WIUM Tristates Public Radio

Fort Madison Leaves Main Street Program; Pushing Local Downtown Promotion

Jan 16, 2019

Fort Madison has again left the Main Street Iowa program, which works with downtown businesses in the state. Those behind the change hope it will result in a stronger, more cohesive downtown district for the community.

Fort Madison was one of the first cities in Iowa to receive the designation of a Main Street Iowa community in 1986. The city gave up that designation a few years later due to dwindling interest from local businesses as well as a struggle to meet financial requirements.

Main Street was replaced in Fort Madison by Riverfront Business District (RBD), a local, non-profit formed to help promote the city’s downtown district. RBD led the way in those efforts until 2009, when there was a push to rejoin Main Street Iowa.

Fort Madison remained a member of Main Street for nearly a decade, until late last year when the Board of Directors for Fort Madison Main Street voted to cut ties with the statewide organization. A letter detailing that decision was sent to local business owners by Stephanie Knoch.

Knoch chairs the RBD Board of Directors. She previously chaired the Board for Fort Madison Main Street.

“The last few years has been a struggle to maintain the requirements placed on [Fort Madison Main Street] by Main Street Iowa (MSI),” wrote Knoch. “Budget requirements, travel and fees, board members, coordinators etc. After a lengthy conversation between MSI Director Michael Wagler and our local board, a decision needed to be made to either remain with MSI and identify opportunities to comply with their requirements or jump ship and revert back to RBD. Although not an easy decision, the decision was made by the Fort Madison Main Street Board of Directors to cut ties with Main Street Iowa and revert back to Fort Madison RBD.”

Knoch said recent successes downtown ($650,000 façade improvement program, $4.2 million upper story apartment rehab projects, and upcoming $1.5 million sidewalk replacement program) were not directly related to Main Street Iowa. She said the two MSI-backed grants Fort Madison applied for did not come through.

“Doing this move brings with it a need to ‘rebrand’ ourselves as well as regroup and look at how we go about representing the District,” said Knoch. “We are looking for new board members to help direct this restructuring as we will virtually be starting from scratch for not only board members but also members of committees that will be identified.”

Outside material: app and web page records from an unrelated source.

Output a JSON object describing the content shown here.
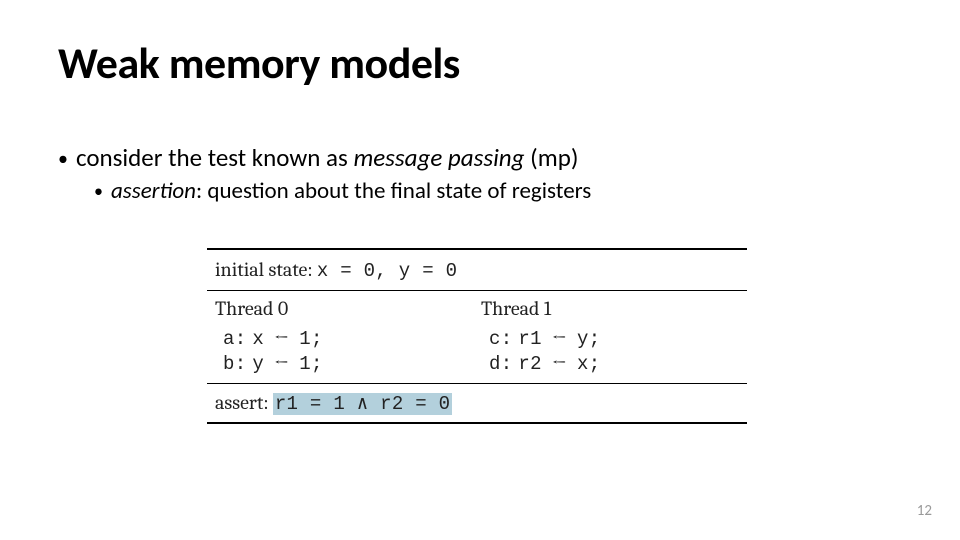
{
  "title": "Weak memory models",
  "bullet1": {
    "pre": "consider the test known as ",
    "em": "message passing",
    "post": " (mp)"
  },
  "bullet2": {
    "em": "assertion",
    "post": ": question about the final state of registers"
  },
  "table": {
    "initial_label": "initial state:",
    "initial_values": "x = 0, y = 0",
    "thread0": {
      "header": "Thread 0",
      "stmts": [
        {
          "lbl": "a:",
          "lhs": "x",
          "arrow": "←",
          "rhs": "1;"
        },
        {
          "lbl": "b:",
          "lhs": "y",
          "arrow": "←",
          "rhs": "1;"
        }
      ]
    },
    "thread1": {
      "header": "Thread 1",
      "stmts": [
        {
          "lbl": "c:",
          "lhs": "r1",
          "arrow": "←",
          "rhs": "y;"
        },
        {
          "lbl": "d:",
          "lhs": "r2",
          "arrow": "←",
          "rhs": "x;"
        }
      ]
    },
    "assert_label": "assert:",
    "assert_expr": "r1 = 1 ∧ r2 = 0"
  },
  "page_number": "12"
}
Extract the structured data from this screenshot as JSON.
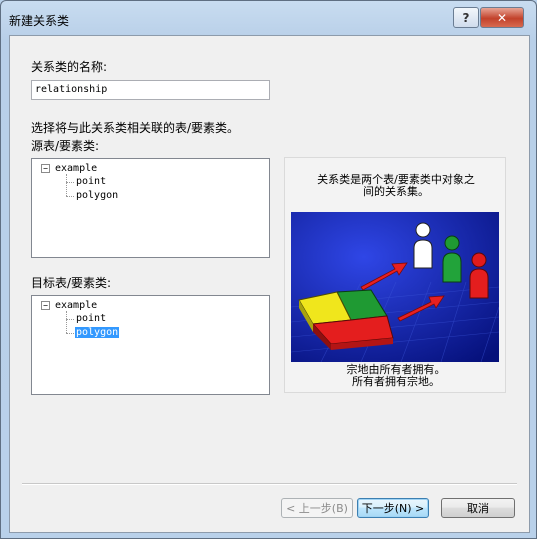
{
  "window": {
    "title": "新建关系类",
    "help_glyph": "?",
    "close_glyph": "✕"
  },
  "name_section": {
    "label": "关系类的名称:",
    "value": "relationship"
  },
  "instruction": "选择将与此关系类相关联的表/要素类。",
  "source": {
    "label": "源表/要素类:",
    "root": "example",
    "children": [
      "point",
      "polygon"
    ]
  },
  "destination": {
    "label": "目标表/要素类:",
    "root": "example",
    "children": [
      "point",
      "polygon"
    ],
    "selected": "polygon"
  },
  "info": {
    "heading": [
      "关系类是两个表/要素类中对象之",
      "间的关系集。"
    ],
    "caption": [
      "宗地由所有者拥有。",
      "所有者拥有宗地。"
    ]
  },
  "buttons": {
    "back": "< 上一步(B)",
    "next": "下一步(N) >",
    "cancel": "取消"
  },
  "colors": {
    "selection": "#3399ff",
    "art_background": "#0c1aa8",
    "arrow": "#e82020"
  }
}
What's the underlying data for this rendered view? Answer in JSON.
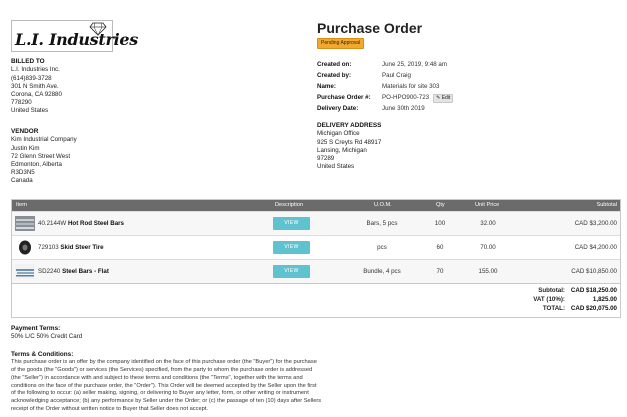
{
  "logo": {
    "text": "L.I. Industries",
    "icon": "diamond-icon"
  },
  "billed_to": {
    "title": "BILLED TO",
    "lines": [
      "L.I. Industries Inc.",
      "(614)839-3728",
      "301 N Smith Ave.",
      "Corona, CA 92880",
      "778290",
      "United States"
    ]
  },
  "vendor": {
    "title": "VENDOR",
    "lines": [
      "Kim Industrial Company",
      "Justin Kim",
      "72 Glenn Street West",
      "Edmonton, Alberta",
      "R3D3N5",
      "Canada"
    ]
  },
  "header": {
    "title": "Purchase Order",
    "status": "Pending Approval",
    "status_color": "#f0a830"
  },
  "meta": {
    "created_on_label": "Created on:",
    "created_on": "June 25, 2019, 9:48 am",
    "created_by_label": "Created by:",
    "created_by": "Paul Craig",
    "name_label": "Name:",
    "name": "Materials for site 303",
    "po_label": "Purchase Order #:",
    "po": "PO-HPO900-723",
    "edit_label": "Edit",
    "delivery_date_label": "Delivery Date:",
    "delivery_date": "June 30th 2019"
  },
  "delivery": {
    "title": "DELIVERY ADDRESS",
    "lines": [
      "Michigan Office",
      "925 S Creyts Rd 48917",
      "Lansing, Michigan",
      "97289",
      "United States"
    ]
  },
  "table": {
    "headers": {
      "item": "Item",
      "description": "Description",
      "uom": "U.O.M.",
      "qty": "Qty",
      "unit_price": "Unit Price",
      "subtotal": "Subtotal"
    },
    "view_label": "VIEW",
    "rows": [
      {
        "code": "40.2144W",
        "name": "Hot Rod Steel Bars",
        "uom": "Bars, 5 pcs",
        "qty": "100",
        "unit_price": "32.00",
        "subtotal": "CAD $3,200.00",
        "thumb": "steel-bars"
      },
      {
        "code": "729103",
        "name": "Skid Steer Tire",
        "uom": "pcs",
        "qty": "60",
        "unit_price": "70.00",
        "subtotal": "CAD $4,200.00",
        "thumb": "tire"
      },
      {
        "code": "SD2240",
        "name": "Steel Bars - Flat",
        "uom": "Bundle, 4 pcs",
        "qty": "70",
        "unit_price": "155.00",
        "subtotal": "CAD $10,850.00",
        "thumb": "flat-bars"
      }
    ],
    "totals": {
      "subtotal_label": "Subtotal:",
      "subtotal": "CAD $18,250.00",
      "vat_label": "VAT (10%):",
      "vat": "1,825.00",
      "total_label": "TOTAL:",
      "total": "CAD $20,075.00"
    }
  },
  "payment_terms": {
    "title": "Payment Terms:",
    "value": "50% L/C 50% Credit Card"
  },
  "terms": {
    "title": "Terms & Conditions:",
    "lines": [
      "This purchase order is an offer by the company identified on the face of this purchase order (the \"Buyer\") for the purchase",
      "of the goods (the \"Goods\") or services (the Services) specified, from the party to whom the purchase order is addressed",
      "(the \"Seller\") in accordance with and subject to these terms and conditions (the \"Terms\", together with the terms and",
      "conditions on the face of the purchase order, the \"Order\"). This Order will be deemed accepted by the Seller upon the first",
      "of the following to occur: (a) seller making, signing, or delivering to Buyer any letter, form, or other writing or instrument",
      "acknowledging acceptance; (b) any performance by Seller under the Order; or (c) the passage of ten (10) days after Sellers",
      "receipt of the Order without written notice to Buyer that Seller does not accept."
    ]
  }
}
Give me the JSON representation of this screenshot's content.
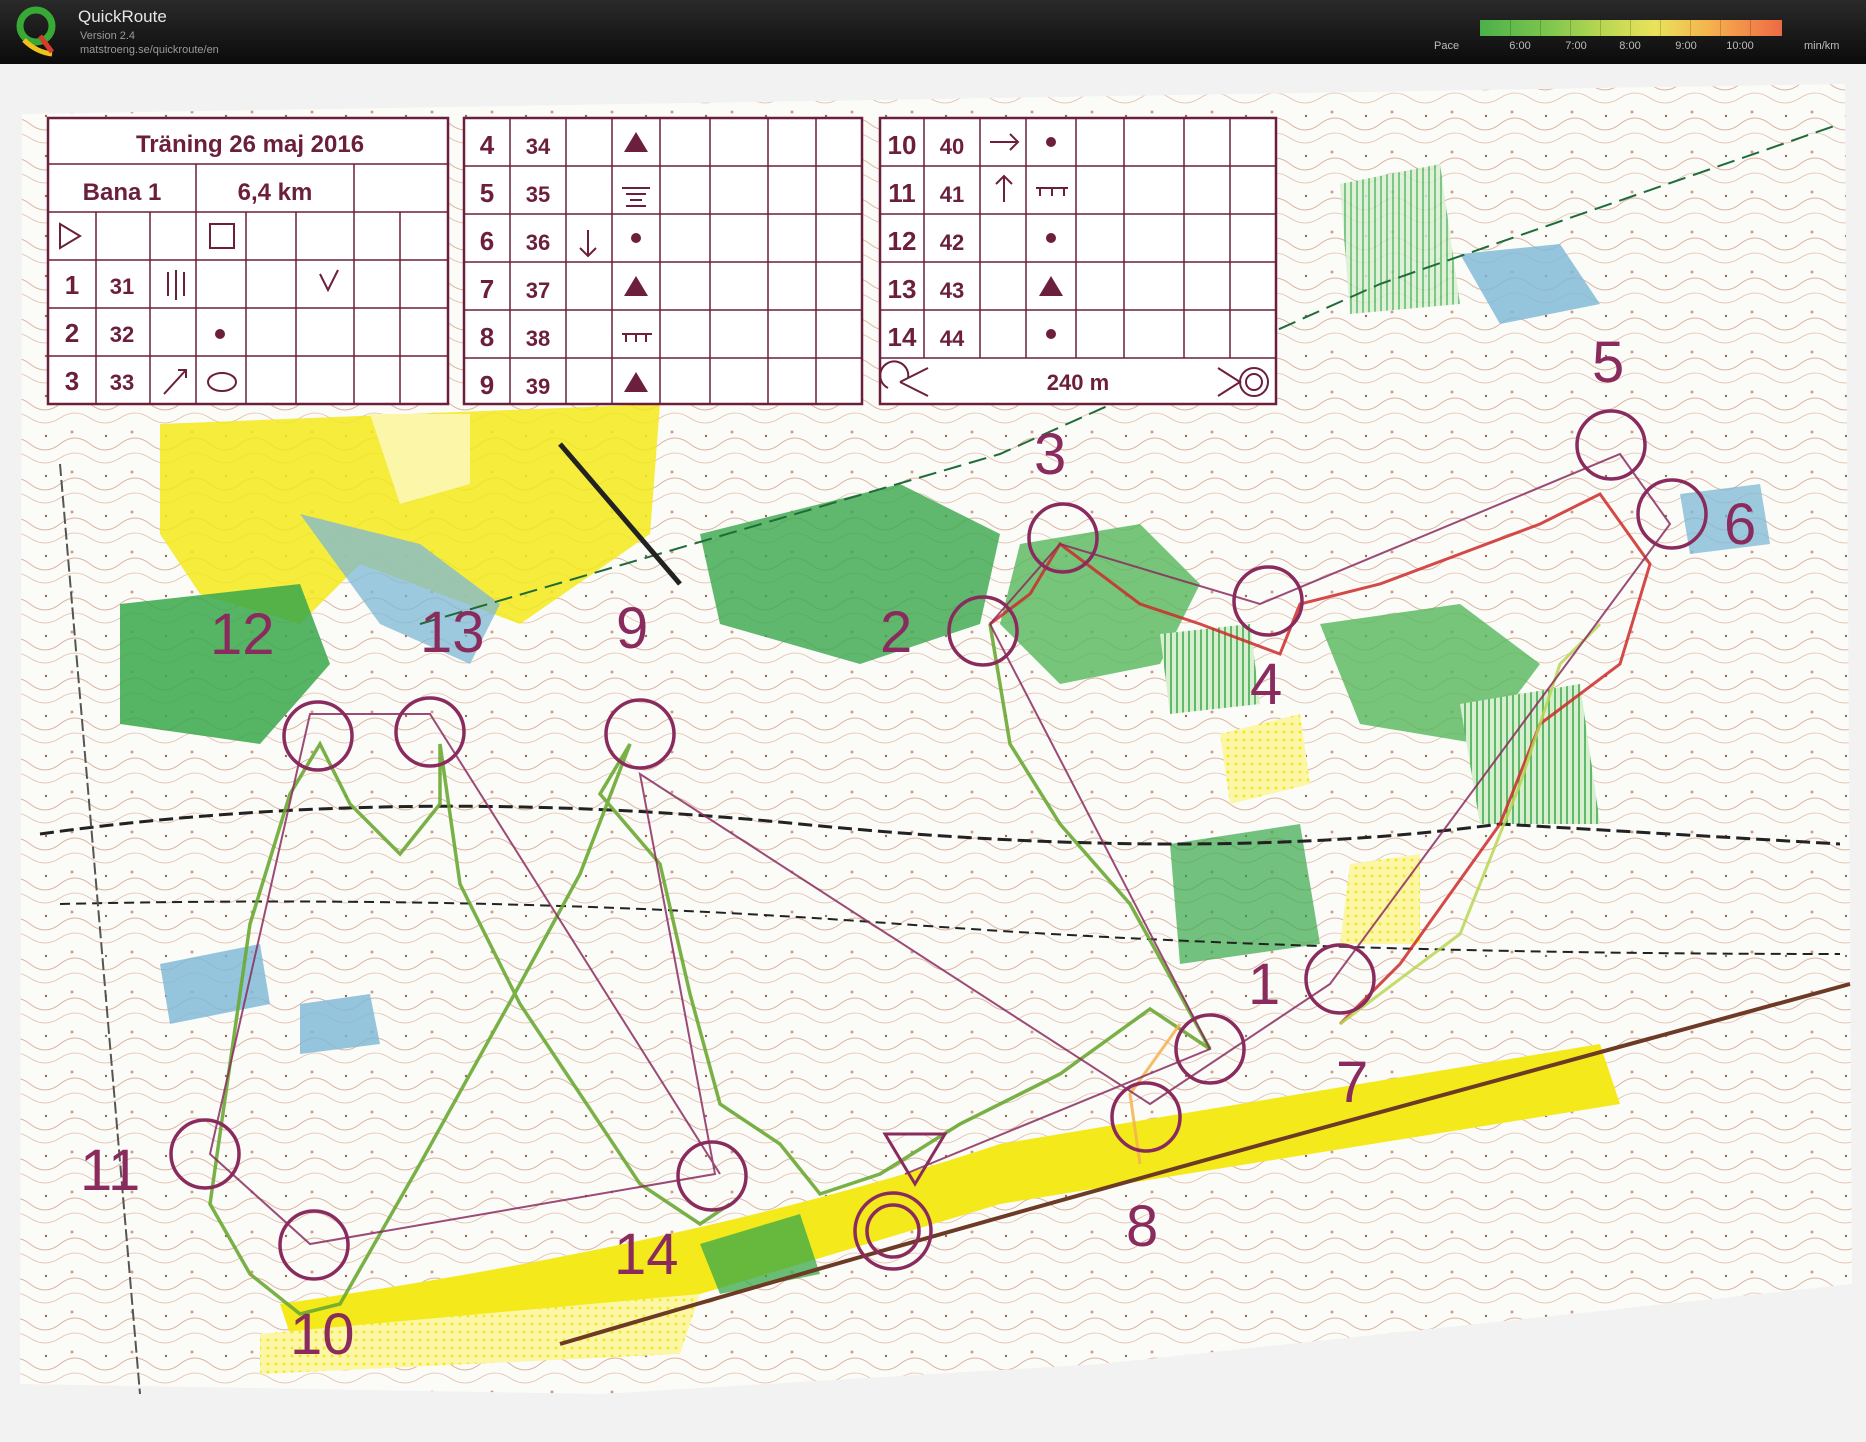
{
  "app": {
    "title": "QuickRoute",
    "version": "Version 2.4",
    "url": "matstroeng.se/quickroute/en"
  },
  "pace_legend": {
    "label": "Pace",
    "unit": "min/km",
    "ticks": [
      "6:00",
      "7:00",
      "8:00",
      "9:00",
      "10:00"
    ],
    "colors": [
      "#4cb04a",
      "#b8d652",
      "#e9e35a",
      "#f5b24e",
      "#ee6a45"
    ]
  },
  "colors": {
    "course_purple": "#8a2b5e",
    "route_green": "#6aa832",
    "route_red": "#cc2a2a",
    "vegetation_yellow": "#f3e91b",
    "forest_green": "#38a84a",
    "contour_brown": "#c97a5c",
    "water_blue": "#7cb8d6"
  },
  "control_description": {
    "event": "Träning 26 maj 2016",
    "course": "Bana 1",
    "length": "6,4 km",
    "controls": [
      {
        "num": "1",
        "code": "31"
      },
      {
        "num": "2",
        "code": "32"
      },
      {
        "num": "3",
        "code": "33"
      },
      {
        "num": "4",
        "code": "34"
      },
      {
        "num": "5",
        "code": "35"
      },
      {
        "num": "6",
        "code": "36"
      },
      {
        "num": "7",
        "code": "37"
      },
      {
        "num": "8",
        "code": "38"
      },
      {
        "num": "9",
        "code": "39"
      },
      {
        "num": "10",
        "code": "40"
      },
      {
        "num": "11",
        "code": "41"
      },
      {
        "num": "12",
        "code": "42"
      },
      {
        "num": "13",
        "code": "43"
      },
      {
        "num": "14",
        "code": "44"
      }
    ],
    "finish_distance": "240 m"
  },
  "map_labels": [
    "1",
    "2",
    "3",
    "4",
    "5",
    "6",
    "7",
    "8",
    "9",
    "10",
    "11",
    "12",
    "13",
    "14"
  ]
}
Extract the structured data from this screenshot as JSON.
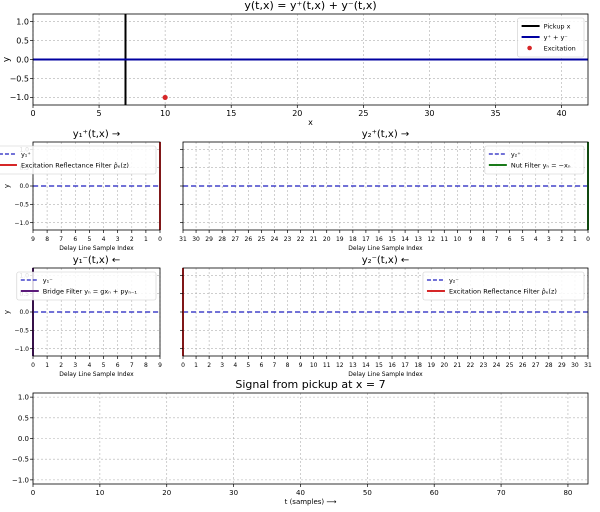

“We have an opportunity to make this what we want, so now is the time to step up to the plate and make Fort Madison’s downtown a place people will want to come and spend the day, relocate/expand a business, take up residency, invest. If we want the District to be successful, we all need to do our part.”